(SOURCE DATA Opens)

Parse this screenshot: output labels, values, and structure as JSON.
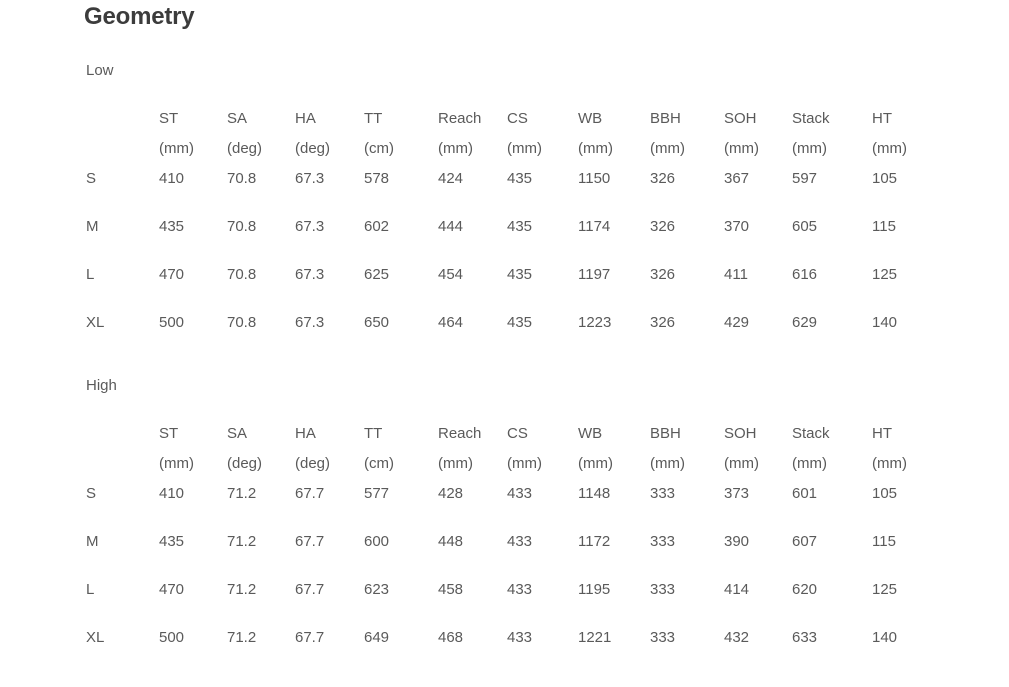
{
  "page": {
    "title": "Geometry"
  },
  "tables": [
    {
      "label": "Low",
      "columns": [
        {
          "abbr": "",
          "unit": ""
        },
        {
          "abbr": "ST",
          "unit": "(mm)"
        },
        {
          "abbr": "SA",
          "unit": "(deg)"
        },
        {
          "abbr": "HA",
          "unit": "(deg)"
        },
        {
          "abbr": "TT",
          "unit": "(cm)"
        },
        {
          "abbr": "Reach",
          "unit": "(mm)"
        },
        {
          "abbr": "CS",
          "unit": "(mm)"
        },
        {
          "abbr": "WB",
          "unit": "(mm)"
        },
        {
          "abbr": "BBH",
          "unit": "(mm)"
        },
        {
          "abbr": "SOH",
          "unit": "(mm)"
        },
        {
          "abbr": "Stack",
          "unit": "(mm)"
        },
        {
          "abbr": "HT",
          "unit": "(mm)"
        }
      ],
      "rows": [
        {
          "size": "S",
          "values": [
            "410",
            "70.8",
            "67.3",
            "578",
            "424",
            "435",
            "1150",
            "326",
            "367",
            "597",
            "105"
          ]
        },
        {
          "size": "M",
          "values": [
            "435",
            "70.8",
            "67.3",
            "602",
            "444",
            "435",
            "1174",
            "326",
            "370",
            "605",
            "115"
          ]
        },
        {
          "size": "L",
          "values": [
            "470",
            "70.8",
            "67.3",
            "625",
            "454",
            "435",
            "1197",
            "326",
            "411",
            "616",
            "125"
          ]
        },
        {
          "size": "XL",
          "values": [
            "500",
            "70.8",
            "67.3",
            "650",
            "464",
            "435",
            "1223",
            "326",
            "429",
            "629",
            "140"
          ]
        }
      ]
    },
    {
      "label": "High",
      "columns": [
        {
          "abbr": "",
          "unit": ""
        },
        {
          "abbr": "ST",
          "unit": "(mm)"
        },
        {
          "abbr": "SA",
          "unit": "(deg)"
        },
        {
          "abbr": "HA",
          "unit": "(deg)"
        },
        {
          "abbr": "TT",
          "unit": "(cm)"
        },
        {
          "abbr": "Reach",
          "unit": "(mm)"
        },
        {
          "abbr": "CS",
          "unit": "(mm)"
        },
        {
          "abbr": "WB",
          "unit": "(mm)"
        },
        {
          "abbr": "BBH",
          "unit": "(mm)"
        },
        {
          "abbr": "SOH",
          "unit": "(mm)"
        },
        {
          "abbr": "Stack",
          "unit": "(mm)"
        },
        {
          "abbr": "HT",
          "unit": "(mm)"
        }
      ],
      "rows": [
        {
          "size": "S",
          "values": [
            "410",
            "71.2",
            "67.7",
            "577",
            "428",
            "433",
            "1148",
            "333",
            "373",
            "601",
            "105"
          ]
        },
        {
          "size": "M",
          "values": [
            "435",
            "71.2",
            "67.7",
            "600",
            "448",
            "433",
            "1172",
            "333",
            "390",
            "607",
            "115"
          ]
        },
        {
          "size": "L",
          "values": [
            "470",
            "71.2",
            "67.7",
            "623",
            "458",
            "433",
            "1195",
            "333",
            "414",
            "620",
            "125"
          ]
        },
        {
          "size": "XL",
          "values": [
            "500",
            "71.2",
            "67.7",
            "649",
            "468",
            "433",
            "1221",
            "333",
            "432",
            "633",
            "140"
          ]
        }
      ]
    }
  ]
}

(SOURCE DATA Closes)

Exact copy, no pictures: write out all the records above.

REPLY TO THE TASK:
Parse this screenshot: output labels, values, and structure as JSON.
{
  "page": {
    "title": "Geometry"
  },
  "tables": [
    {
      "label": "Low",
      "columns": [
        {
          "abbr": "",
          "unit": ""
        },
        {
          "abbr": "ST",
          "unit": "(mm)"
        },
        {
          "abbr": "SA",
          "unit": "(deg)"
        },
        {
          "abbr": "HA",
          "unit": "(deg)"
        },
        {
          "abbr": "TT",
          "unit": "(cm)"
        },
        {
          "abbr": "Reach",
          "unit": "(mm)"
        },
        {
          "abbr": "CS",
          "unit": "(mm)"
        },
        {
          "abbr": "WB",
          "unit": "(mm)"
        },
        {
          "abbr": "BBH",
          "unit": "(mm)"
        },
        {
          "abbr": "SOH",
          "unit": "(mm)"
        },
        {
          "abbr": "Stack",
          "unit": "(mm)"
        },
        {
          "abbr": "HT",
          "unit": "(mm)"
        }
      ],
      "rows": [
        {
          "size": "S",
          "values": [
            "410",
            "70.8",
            "67.3",
            "578",
            "424",
            "435",
            "1150",
            "326",
            "367",
            "597",
            "105"
          ]
        },
        {
          "size": "M",
          "values": [
            "435",
            "70.8",
            "67.3",
            "602",
            "444",
            "435",
            "1174",
            "326",
            "370",
            "605",
            "115"
          ]
        },
        {
          "size": "L",
          "values": [
            "470",
            "70.8",
            "67.3",
            "625",
            "454",
            "435",
            "1197",
            "326",
            "411",
            "616",
            "125"
          ]
        },
        {
          "size": "XL",
          "values": [
            "500",
            "70.8",
            "67.3",
            "650",
            "464",
            "435",
            "1223",
            "326",
            "429",
            "629",
            "140"
          ]
        }
      ]
    },
    {
      "label": "High",
      "columns": [
        {
          "abbr": "",
          "unit": ""
        },
        {
          "abbr": "ST",
          "unit": "(mm)"
        },
        {
          "abbr": "SA",
          "unit": "(deg)"
        },
        {
          "abbr": "HA",
          "unit": "(deg)"
        },
        {
          "abbr": "TT",
          "unit": "(cm)"
        },
        {
          "abbr": "Reach",
          "unit": "(mm)"
        },
        {
          "abbr": "CS",
          "unit": "(mm)"
        },
        {
          "abbr": "WB",
          "unit": "(mm)"
        },
        {
          "abbr": "BBH",
          "unit": "(mm)"
        },
        {
          "abbr": "SOH",
          "unit": "(mm)"
        },
        {
          "abbr": "Stack",
          "unit": "(mm)"
        },
        {
          "abbr": "HT",
          "unit": "(mm)"
        }
      ],
      "rows": [
        {
          "size": "S",
          "values": [
            "410",
            "71.2",
            "67.7",
            "577",
            "428",
            "433",
            "1148",
            "333",
            "373",
            "601",
            "105"
          ]
        },
        {
          "size": "M",
          "values": [
            "435",
            "71.2",
            "67.7",
            "600",
            "448",
            "433",
            "1172",
            "333",
            "390",
            "607",
            "115"
          ]
        },
        {
          "size": "L",
          "values": [
            "470",
            "71.2",
            "67.7",
            "623",
            "458",
            "433",
            "1195",
            "333",
            "414",
            "620",
            "125"
          ]
        },
        {
          "size": "XL",
          "values": [
            "500",
            "71.2",
            "67.7",
            "649",
            "468",
            "433",
            "1221",
            "333",
            "432",
            "633",
            "140"
          ]
        }
      ]
    }
  ]
}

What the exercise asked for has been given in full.